wear- android-msm-dory-3.10-kitkat- wearbill
In other words, this is just a partial source code release, and we won’t have the full source release until Android L later this year. As such, it’s not enough to create a full, source-built Android Wear port to existing smart watches. However, if you’ve looking to develop for the G Watch or the Gear Live, this is a great start.
Developers looking to dive in can do so in the links below!

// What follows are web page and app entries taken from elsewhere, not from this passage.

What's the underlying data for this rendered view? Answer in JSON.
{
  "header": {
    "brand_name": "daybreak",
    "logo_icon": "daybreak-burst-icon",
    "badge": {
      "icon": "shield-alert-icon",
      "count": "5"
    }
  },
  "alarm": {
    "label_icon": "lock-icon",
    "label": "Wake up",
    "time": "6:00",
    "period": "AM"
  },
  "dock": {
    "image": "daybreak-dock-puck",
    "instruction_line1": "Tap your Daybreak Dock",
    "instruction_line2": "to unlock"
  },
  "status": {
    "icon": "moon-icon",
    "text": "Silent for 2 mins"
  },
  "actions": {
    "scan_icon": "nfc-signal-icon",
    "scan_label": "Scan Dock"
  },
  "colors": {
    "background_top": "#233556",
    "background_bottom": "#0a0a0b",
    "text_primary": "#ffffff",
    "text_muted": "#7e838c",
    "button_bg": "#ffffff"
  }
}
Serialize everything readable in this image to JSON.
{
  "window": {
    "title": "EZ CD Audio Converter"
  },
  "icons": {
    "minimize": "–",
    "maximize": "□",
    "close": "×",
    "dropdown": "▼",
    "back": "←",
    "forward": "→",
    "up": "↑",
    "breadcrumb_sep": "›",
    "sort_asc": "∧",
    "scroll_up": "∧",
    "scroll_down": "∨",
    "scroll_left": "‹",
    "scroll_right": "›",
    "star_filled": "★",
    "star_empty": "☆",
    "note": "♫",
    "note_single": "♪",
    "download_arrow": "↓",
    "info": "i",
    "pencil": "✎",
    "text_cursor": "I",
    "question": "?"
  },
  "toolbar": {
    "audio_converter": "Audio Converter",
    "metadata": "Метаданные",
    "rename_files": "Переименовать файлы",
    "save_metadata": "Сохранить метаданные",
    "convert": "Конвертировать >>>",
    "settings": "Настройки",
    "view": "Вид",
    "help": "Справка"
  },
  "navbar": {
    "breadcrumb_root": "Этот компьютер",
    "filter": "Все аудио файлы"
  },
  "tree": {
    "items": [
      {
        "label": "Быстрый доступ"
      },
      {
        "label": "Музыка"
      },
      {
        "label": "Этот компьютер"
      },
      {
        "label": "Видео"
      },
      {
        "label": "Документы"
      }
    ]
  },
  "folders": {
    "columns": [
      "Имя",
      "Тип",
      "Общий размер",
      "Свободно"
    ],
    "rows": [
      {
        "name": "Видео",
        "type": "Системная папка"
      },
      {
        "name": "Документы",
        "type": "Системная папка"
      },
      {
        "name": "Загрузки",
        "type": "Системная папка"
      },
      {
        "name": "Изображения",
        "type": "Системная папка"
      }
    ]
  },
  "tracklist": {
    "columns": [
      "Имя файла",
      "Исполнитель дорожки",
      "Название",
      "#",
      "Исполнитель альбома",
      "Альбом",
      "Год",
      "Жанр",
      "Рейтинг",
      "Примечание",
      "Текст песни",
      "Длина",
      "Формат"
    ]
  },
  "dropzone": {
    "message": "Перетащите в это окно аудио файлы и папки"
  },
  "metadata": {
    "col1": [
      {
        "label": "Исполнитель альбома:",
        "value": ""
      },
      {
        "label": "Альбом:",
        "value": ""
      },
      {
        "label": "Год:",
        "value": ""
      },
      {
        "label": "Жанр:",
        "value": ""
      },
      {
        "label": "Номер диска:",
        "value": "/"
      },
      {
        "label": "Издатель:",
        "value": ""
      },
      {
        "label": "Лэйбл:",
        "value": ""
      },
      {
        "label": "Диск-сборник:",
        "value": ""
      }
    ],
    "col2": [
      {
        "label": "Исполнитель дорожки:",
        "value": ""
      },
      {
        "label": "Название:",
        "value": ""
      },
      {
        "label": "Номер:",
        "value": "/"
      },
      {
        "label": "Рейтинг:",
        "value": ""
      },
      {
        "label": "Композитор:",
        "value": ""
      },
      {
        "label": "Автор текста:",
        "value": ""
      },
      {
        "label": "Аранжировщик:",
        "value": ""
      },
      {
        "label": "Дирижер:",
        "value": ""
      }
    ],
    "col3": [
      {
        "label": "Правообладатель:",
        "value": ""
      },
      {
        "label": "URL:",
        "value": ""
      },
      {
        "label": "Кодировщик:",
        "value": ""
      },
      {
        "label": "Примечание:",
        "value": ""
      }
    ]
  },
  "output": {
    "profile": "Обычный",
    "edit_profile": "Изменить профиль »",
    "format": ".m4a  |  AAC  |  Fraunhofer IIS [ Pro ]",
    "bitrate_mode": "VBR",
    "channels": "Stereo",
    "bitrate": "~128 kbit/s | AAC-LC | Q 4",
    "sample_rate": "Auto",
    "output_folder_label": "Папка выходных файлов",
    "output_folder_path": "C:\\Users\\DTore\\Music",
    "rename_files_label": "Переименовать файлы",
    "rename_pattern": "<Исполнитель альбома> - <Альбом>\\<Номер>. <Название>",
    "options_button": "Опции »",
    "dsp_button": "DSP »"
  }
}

The first two Android Wear devices were officially released at this year’s Google I/O keynote. And with the LG G Watch and Samsung Gear Live, Google is breathing new life into the wearables world. As expected, this watch-sized Android version has received a good amount of user and development love in the XDA forums. Let’s see what can already be achieved with just few simple steps.
To try some development goodies, you must first unlock your smartwatch. This is quite easy, and works just like on a Nexus device. You need to enter to fastboot mode and type the magical fastboot oem unlock command. After that, the doors to the development world are wide open.
If you are an LG G Watch owner, you should set your eyes to Gohma ROM shared by XDA Senior Member hutzdani. This ROM roots your device, improves battery life, and polishes some things here and there. Currently, it’s the only custom ROM available for G Watch, but soon we should see more custom ROMs coming to this small, but amazing device.
If you decided to go with the Samsung Gear Live, you don’t have quite as much development luck as G Watch owners. The device hasn’t yet been rooted, but there is a rooting thread by XDA Recognized Developer Childofthehorn with some technical information and a system dump. Hopefully, the device will be rooted soon, so that we can see more custom kernels and ROMs on the wrists of XDA members.
June 29, 2014 By: Will Verduzco
Last week at the I/O 2014 opening keynote, Google formally unveiled the first two Android Wear smartwatches: the LG G Watch and the Samsung Gear Live. We recently added forums for these two, as well as another interesting device, the Asus Padfone X.
While the two smartwatches both share the same software platform, they feature fairly different hardware. The LG G Watch’s 1.65″ 280×280 LCD is backed by a 1.2 GHz Snapdragon 400 processor, 512 MB of RAM, 4 GB of internal storage, and a 400 mAh battery. The Samsung Gear Live’s 1.63″ 320×320 Super AMOLED is powered by a 1.2 GHz processor, half a gig of RAM, 4 gigs of internal storage, and a 300 mAh battery. Both devices feature dust and water resistance, but the Gear Live also offers a built-in heart rate monitor.
Finally, we have the Asus Padfone X. Like its predecessor, the Asus Padfone X is a multi-purpose Android device. The Padfone X is comprised of a smartphone that can dock into a tablet, which itself can also become a full sized laptop. The X is powered by a 2.3 GHz Snapdragon 800, and features 2 GB of RAM, 16 GB of internal Storage, a 13 MP camera, and a 2300 mAh battery.
Are you thinking of picking up a G Watch or Gear Live? Or are you thinking of waiting for later Wear devices such as the upcoming Moto 360, with its sexy circular LCD? What about the Padfone X? Let us know your thoughts in the comments below, and don’t forget to head over to the newly created forums below to get started. And if you already happen to own the Padfone X, don’t forget to head over to its unofficial TWRP port by XDA Recognized Developer AdamOutler.